Following the announcements of the closure of Ford, Alcoa and Target’s head office, workers in the Geelong region have been dealt another blow. Barwon Health, now one of the largest employers in the Geelong region, announced on May 29 that its laundry service LinenCare would close by June 30, making 94 workers unemployed.
Owen Bennett is the founder of the Australian Unemployment Union. He recently spoke at a public forum in Adelaide hosted by Anti-Poverty Network SA on why attacks on employed and unemployed people are connected. Pas Forgione from Anti-Poverty Network SA spoke to him about how these attacks are related and the Australian Unemployment Union's latest campaign. * * * How are attacks on welfare recipients and attacks on workers connected?
This is how Tony Abbott explained the new work-for-the-dole measures in the latest federal budget to the Queensland Chamber of Commerce: “That person can do up to four weeks of work experience with your business, with a private sector business, without losing unemployment benefits so it gives you a chance to have a kind of try-before-you-buy look at unemployed people.”
The Anti-Poverty Network South Australia released this statement on May 11. *** This year marks the 21st anniversary of the last time Newstart Allowance was raised in real terms. Since the 1994 federal budget, when Newstart was raised by a mere $2.95, the level of the payment has stagnated, falling increasingly behind the rest of community, and creating widespread poverty for unemployed people.
When neoliberal economics was being established as a hegemonic position in Australia in the late 1980s, 1.2 million workers were employed in the manufacturing industry — 15% of the workforce. The Australian Bureau of Statistics’ (ABS) latest employment analysis shows that 25,000 jobs were lost in manufacturing last year, bringing the total employed down to 920,000 — 7.8% of the workforce. It is a trend that will only continue with the winding-down of the vehicle production industry and its related vehicle components sector.
The policy objective of most central banks, including the Reserve Bank of Australia (RBA), is full employment, even though it continues to be the failed promise of governments at every level.
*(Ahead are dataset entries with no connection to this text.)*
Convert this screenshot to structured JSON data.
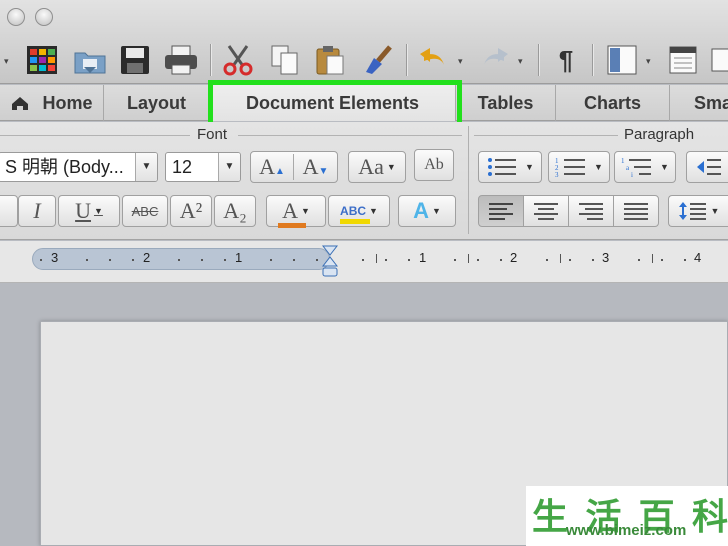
{
  "window": {
    "traffic_lights": [
      "close",
      "minimize"
    ]
  },
  "toolbar": {
    "buttons": [
      "gallery-icon",
      "templates-icon",
      "open-icon",
      "save-icon",
      "print-icon",
      "cut-icon",
      "copy-icon",
      "paste-icon",
      "format-painter-icon",
      "undo-icon",
      "redo-icon",
      "paragraph-marks-icon",
      "sidebar-icon",
      "view-icon"
    ],
    "pilcrow": "¶"
  },
  "ribbon_tabs": [
    "Home",
    "Layout",
    "Document Elements",
    "Tables",
    "Charts",
    "Sma"
  ],
  "active_tab": "Document Elements",
  "highlight_color": "#22e01c",
  "font_group": {
    "title": "Font",
    "font_name": "S 明朝 (Body...",
    "font_size": "12",
    "grow_label": "A",
    "shrink_label": "A",
    "case_label": "Aa",
    "clear_label": "Ab",
    "italic": "I",
    "underline": "U",
    "strike": "ABC",
    "superscript": "A²",
    "subscript": "A₂",
    "font_color_letter": "A",
    "highlight_text": "ABC",
    "text_effects": "A",
    "font_color": "#e07a1f",
    "highlight_swatch_color": "#f0d800"
  },
  "paragraph_group": {
    "title": "Paragraph"
  },
  "ruler": {
    "left_numbers": [
      "3",
      "2",
      "1"
    ],
    "right_numbers": [
      "1",
      "2",
      "3",
      "4"
    ]
  },
  "watermark": {
    "chars": [
      "生",
      "活",
      "百",
      "科"
    ],
    "url": "www.bimeiz.com"
  }
}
The federal government pledged to create one million jobs over five years when it was elected in 2013, a rate of more than 16,500 jobs a month. Yet in its first year of office less than 12,000 jobs were created each month as the official unemployment rate went up.
One of the most striking features of the first year of Tony Abbott’s government is the sustained attacks on Centrelink clients. These started with the federal budget and its proposed cuts to Newstart Allowance for those aged under 30, Family Tax Benefits for sole-parent and low-income families, and restricted access to Disability Support Pension. These were followed by employment minister Eric Abetz announcing the expansion of Work for the Dole to all jobseekers under 50.
The long-term average rise of the Australian Bureau of Statistics (ABS) wage price index is 3.6%. In the first half of this year, it increased at an annualised rate of only 1.7%. The latest National Australia Bank quarterly business survey shows labour costs have been rising at an average annualised rate of 1.5% since the last quarter of 2012. This compares with an average of 3% a year between 1998 and 2008.
Tony Abbott’s government has backed away from the ludicrous proposal to force unemployed people to apply for 40 jobs a month to receive the paltry Newstart allowance. The proposal would have generated 30 million job applications a month for the 147,000 jobs available to the 746,000 unemployed. But it was not an attack of common sense that led to the decision — it came after 7000 protesting “cover letters” were sent to Employment Minister Eric Abetz, together with complaints from small businesses that they would be inundated with applications for non-existing jobs.
The total number of jobs now advertised across Australia is about 133,000. This is the labour market for the 790,000 unemployed looking for work — and it will get a lot worse before it ever gets better. In the financial year to June, private sector wages rose by just 2.4%, the lowest growth rate in 17 years. With consumer prices rising at 3% over the same period, the decline in real wages will continue as unemployment rises.